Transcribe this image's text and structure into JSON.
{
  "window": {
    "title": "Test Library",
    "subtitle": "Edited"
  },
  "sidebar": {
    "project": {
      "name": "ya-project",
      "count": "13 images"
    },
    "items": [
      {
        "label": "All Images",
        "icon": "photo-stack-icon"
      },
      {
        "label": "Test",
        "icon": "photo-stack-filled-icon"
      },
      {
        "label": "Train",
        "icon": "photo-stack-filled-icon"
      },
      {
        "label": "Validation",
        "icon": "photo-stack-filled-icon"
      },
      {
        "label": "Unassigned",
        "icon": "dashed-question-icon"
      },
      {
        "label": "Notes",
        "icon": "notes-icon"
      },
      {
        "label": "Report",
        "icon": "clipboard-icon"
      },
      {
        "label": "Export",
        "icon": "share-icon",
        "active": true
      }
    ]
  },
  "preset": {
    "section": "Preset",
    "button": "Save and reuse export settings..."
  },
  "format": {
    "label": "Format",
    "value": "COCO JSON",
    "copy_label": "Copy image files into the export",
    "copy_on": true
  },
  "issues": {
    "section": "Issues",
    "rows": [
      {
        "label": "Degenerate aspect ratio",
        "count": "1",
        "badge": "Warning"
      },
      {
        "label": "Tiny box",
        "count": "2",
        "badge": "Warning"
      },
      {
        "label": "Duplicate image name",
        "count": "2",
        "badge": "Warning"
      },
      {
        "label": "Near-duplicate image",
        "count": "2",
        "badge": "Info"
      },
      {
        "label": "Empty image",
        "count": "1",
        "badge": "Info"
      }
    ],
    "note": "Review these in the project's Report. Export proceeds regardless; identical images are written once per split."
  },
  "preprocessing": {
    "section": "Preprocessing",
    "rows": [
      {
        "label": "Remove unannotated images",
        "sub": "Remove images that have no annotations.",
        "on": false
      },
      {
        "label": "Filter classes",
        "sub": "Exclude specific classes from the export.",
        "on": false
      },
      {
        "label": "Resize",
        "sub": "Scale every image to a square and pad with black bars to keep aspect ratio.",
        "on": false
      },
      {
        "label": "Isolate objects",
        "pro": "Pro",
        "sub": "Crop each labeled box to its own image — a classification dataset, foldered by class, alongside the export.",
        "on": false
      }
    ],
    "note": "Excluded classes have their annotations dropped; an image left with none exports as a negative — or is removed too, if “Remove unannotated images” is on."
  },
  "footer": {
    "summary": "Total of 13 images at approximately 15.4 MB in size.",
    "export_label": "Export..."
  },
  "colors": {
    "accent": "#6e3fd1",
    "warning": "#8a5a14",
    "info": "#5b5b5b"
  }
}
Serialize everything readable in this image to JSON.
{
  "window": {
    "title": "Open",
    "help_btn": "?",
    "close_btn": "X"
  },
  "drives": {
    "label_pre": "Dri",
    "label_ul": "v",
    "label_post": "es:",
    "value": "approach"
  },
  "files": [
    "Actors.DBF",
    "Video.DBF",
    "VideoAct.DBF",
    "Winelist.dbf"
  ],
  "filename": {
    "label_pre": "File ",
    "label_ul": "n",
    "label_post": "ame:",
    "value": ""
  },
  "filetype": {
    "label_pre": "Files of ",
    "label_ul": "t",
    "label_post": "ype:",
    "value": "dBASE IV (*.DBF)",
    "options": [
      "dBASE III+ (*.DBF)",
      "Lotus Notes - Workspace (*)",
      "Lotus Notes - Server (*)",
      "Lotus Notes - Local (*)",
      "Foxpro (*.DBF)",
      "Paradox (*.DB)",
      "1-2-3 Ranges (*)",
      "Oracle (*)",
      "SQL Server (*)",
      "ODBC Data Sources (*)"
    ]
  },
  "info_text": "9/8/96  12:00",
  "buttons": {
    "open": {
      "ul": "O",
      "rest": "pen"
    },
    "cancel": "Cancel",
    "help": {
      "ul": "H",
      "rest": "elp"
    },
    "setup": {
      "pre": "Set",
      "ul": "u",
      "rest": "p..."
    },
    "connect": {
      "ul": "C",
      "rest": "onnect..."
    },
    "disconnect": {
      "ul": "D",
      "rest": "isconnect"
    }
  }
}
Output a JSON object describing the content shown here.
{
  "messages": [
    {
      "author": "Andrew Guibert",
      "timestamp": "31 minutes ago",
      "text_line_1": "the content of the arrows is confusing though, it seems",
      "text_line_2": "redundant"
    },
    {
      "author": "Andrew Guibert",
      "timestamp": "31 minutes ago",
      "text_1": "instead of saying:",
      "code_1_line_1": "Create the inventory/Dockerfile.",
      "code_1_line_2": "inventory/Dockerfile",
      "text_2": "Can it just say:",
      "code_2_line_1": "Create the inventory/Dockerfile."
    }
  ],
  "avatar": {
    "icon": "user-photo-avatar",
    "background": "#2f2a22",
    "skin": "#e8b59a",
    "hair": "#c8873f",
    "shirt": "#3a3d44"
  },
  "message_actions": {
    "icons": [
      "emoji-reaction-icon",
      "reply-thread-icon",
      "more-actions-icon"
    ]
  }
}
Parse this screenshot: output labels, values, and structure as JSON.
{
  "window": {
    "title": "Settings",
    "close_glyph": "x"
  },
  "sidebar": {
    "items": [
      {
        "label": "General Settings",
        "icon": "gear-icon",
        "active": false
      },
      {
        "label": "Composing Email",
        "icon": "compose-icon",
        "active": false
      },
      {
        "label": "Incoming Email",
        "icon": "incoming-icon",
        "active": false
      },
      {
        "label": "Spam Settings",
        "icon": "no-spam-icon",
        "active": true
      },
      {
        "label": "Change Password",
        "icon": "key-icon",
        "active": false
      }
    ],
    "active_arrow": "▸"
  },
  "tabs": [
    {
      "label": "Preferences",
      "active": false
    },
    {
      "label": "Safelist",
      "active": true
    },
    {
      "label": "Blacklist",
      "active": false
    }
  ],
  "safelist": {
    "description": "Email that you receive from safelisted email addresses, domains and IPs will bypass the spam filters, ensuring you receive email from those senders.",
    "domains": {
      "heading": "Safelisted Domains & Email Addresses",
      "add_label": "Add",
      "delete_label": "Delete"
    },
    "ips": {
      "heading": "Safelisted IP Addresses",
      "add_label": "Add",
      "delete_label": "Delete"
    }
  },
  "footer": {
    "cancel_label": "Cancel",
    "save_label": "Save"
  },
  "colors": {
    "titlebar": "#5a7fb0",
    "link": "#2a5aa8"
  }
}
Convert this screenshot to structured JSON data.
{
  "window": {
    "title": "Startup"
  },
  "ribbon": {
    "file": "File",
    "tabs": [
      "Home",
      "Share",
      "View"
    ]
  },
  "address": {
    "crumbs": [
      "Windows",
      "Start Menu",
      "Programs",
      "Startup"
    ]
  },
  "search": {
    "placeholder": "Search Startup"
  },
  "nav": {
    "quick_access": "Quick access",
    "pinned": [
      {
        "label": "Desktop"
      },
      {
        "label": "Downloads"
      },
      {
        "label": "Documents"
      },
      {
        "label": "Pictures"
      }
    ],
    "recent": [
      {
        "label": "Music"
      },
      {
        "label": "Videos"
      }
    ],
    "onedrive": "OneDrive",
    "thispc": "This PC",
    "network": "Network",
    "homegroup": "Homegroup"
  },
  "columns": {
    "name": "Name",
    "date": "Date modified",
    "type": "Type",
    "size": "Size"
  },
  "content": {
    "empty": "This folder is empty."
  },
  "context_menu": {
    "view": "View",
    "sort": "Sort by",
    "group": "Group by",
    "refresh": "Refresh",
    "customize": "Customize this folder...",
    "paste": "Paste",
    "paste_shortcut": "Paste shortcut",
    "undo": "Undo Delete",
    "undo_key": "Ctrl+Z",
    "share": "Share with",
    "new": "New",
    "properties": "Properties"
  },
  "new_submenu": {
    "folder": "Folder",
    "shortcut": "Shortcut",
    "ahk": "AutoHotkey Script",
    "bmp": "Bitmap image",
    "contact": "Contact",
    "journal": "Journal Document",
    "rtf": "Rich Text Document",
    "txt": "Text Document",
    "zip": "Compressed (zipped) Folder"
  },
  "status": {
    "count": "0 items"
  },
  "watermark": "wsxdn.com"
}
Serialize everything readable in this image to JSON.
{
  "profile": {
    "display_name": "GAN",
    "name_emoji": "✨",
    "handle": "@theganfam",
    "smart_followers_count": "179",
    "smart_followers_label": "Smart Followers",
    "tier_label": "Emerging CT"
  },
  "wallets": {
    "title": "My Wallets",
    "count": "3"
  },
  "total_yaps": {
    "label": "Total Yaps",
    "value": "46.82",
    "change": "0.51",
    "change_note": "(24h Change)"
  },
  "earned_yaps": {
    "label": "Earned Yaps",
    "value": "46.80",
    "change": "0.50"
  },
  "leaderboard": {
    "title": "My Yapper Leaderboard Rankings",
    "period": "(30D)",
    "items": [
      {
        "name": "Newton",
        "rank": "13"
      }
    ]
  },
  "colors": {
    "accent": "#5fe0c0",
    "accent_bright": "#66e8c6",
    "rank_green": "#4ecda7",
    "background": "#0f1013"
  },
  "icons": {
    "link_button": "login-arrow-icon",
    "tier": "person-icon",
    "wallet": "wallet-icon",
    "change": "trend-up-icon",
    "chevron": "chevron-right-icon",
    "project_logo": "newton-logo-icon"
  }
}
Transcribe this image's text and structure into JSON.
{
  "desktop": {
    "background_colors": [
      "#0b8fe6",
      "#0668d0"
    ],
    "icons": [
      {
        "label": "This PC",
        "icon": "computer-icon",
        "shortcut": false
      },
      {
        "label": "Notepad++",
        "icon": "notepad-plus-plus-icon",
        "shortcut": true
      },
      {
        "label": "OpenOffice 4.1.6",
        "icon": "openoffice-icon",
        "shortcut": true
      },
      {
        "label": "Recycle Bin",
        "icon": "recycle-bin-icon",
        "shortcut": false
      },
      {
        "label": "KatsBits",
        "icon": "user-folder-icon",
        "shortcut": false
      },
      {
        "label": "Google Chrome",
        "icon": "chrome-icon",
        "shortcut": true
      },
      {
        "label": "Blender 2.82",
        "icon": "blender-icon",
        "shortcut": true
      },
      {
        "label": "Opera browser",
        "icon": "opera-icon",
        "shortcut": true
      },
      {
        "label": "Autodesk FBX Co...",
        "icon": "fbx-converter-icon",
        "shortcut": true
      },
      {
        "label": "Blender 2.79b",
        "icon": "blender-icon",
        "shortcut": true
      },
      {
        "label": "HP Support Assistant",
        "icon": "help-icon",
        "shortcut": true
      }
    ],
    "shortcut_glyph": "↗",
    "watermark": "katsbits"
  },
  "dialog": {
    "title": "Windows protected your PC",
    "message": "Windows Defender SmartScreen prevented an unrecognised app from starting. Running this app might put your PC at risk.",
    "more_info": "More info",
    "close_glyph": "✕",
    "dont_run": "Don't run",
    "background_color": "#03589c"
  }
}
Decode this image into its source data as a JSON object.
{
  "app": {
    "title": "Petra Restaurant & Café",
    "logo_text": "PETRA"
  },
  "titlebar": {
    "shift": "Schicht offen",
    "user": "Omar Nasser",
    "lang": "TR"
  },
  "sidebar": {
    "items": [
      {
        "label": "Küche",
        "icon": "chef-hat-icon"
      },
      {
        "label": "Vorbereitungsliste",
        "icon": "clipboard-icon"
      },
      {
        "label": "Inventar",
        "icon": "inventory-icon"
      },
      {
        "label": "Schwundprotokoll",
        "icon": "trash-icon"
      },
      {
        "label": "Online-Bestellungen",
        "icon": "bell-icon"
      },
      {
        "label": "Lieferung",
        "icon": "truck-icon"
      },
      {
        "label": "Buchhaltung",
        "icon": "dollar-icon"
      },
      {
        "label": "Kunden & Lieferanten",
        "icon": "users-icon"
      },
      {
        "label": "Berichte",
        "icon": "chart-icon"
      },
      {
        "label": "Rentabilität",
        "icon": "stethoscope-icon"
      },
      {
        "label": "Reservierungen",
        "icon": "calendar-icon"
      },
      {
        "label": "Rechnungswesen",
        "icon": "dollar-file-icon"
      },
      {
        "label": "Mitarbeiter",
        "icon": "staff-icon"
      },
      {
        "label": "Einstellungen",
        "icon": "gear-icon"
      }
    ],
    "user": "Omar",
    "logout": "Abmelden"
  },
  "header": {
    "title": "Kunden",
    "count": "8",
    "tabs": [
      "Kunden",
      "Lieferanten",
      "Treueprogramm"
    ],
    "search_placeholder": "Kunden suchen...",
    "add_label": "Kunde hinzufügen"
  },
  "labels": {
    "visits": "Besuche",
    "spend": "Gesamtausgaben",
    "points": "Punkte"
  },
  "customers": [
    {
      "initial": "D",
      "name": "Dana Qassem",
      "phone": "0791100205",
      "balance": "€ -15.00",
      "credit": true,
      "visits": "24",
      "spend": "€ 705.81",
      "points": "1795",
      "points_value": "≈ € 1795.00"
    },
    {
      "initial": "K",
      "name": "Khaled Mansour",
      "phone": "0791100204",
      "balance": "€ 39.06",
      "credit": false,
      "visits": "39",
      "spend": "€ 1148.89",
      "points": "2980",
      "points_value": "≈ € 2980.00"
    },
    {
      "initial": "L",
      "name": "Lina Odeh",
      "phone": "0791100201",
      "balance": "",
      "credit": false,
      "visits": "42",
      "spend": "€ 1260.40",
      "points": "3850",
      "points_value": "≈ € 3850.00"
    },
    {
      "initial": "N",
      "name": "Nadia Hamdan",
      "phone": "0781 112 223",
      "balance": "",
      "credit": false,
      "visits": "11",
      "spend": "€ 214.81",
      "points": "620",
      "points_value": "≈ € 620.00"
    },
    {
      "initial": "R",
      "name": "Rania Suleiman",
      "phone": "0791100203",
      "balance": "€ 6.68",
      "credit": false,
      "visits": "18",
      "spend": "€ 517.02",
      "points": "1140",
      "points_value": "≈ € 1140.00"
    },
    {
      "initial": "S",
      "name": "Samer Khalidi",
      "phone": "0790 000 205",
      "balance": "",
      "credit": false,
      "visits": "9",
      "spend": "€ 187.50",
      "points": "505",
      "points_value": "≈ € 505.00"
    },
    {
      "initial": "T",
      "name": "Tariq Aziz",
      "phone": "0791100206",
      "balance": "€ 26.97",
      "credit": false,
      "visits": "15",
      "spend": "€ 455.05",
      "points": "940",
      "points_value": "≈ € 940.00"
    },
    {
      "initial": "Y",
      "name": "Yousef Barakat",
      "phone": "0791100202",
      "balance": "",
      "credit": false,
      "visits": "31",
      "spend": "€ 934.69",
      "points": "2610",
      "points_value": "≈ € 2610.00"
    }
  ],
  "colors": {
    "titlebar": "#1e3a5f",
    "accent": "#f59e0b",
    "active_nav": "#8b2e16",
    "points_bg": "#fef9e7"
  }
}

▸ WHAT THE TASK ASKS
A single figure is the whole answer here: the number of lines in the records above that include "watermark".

▸ RESPONSE
2